• **What the task asks**: Pull every line that holds the word "value" from the entries.

-.-.-

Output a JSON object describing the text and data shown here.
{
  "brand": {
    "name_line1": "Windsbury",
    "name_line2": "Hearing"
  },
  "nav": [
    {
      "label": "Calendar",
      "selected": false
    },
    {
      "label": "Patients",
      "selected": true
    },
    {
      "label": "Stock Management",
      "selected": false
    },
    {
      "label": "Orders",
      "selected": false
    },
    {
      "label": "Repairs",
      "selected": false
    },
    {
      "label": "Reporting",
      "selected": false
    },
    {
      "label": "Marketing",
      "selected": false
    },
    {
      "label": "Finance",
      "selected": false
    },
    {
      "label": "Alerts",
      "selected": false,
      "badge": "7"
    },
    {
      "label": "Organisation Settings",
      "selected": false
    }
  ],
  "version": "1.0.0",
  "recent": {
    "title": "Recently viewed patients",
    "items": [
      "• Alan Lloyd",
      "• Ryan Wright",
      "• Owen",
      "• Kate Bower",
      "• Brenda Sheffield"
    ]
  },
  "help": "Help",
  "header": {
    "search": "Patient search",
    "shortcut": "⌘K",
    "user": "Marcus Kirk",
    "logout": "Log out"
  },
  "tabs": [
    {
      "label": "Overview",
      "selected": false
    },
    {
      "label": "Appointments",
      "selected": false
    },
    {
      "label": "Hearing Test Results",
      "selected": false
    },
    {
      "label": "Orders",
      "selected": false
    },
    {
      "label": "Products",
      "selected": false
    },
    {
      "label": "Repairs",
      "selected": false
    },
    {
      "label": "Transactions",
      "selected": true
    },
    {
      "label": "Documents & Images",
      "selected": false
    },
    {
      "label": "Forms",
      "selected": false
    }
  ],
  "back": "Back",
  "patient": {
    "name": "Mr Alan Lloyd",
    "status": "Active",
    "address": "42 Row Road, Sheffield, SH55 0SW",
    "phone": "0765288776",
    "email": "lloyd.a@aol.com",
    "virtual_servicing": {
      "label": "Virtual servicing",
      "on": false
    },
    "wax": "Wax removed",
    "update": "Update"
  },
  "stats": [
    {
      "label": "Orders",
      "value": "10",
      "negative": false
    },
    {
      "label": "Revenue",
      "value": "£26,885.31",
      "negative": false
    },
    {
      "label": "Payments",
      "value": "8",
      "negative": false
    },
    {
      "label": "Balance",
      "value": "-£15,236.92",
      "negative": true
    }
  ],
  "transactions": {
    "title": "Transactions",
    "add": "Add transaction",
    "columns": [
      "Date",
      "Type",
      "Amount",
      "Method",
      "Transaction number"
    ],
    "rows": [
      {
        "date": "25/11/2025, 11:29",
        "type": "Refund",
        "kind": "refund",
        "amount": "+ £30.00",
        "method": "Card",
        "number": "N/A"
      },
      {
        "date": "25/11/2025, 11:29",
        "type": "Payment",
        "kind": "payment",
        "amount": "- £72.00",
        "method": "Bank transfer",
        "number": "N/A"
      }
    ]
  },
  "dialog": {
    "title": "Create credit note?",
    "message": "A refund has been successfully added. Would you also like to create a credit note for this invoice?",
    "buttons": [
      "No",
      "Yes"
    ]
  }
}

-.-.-

• **Exercise output**:
      "value": "10",
      "value": "£26,885.31",
      "value": "8",
      "value": "-£15,236.92",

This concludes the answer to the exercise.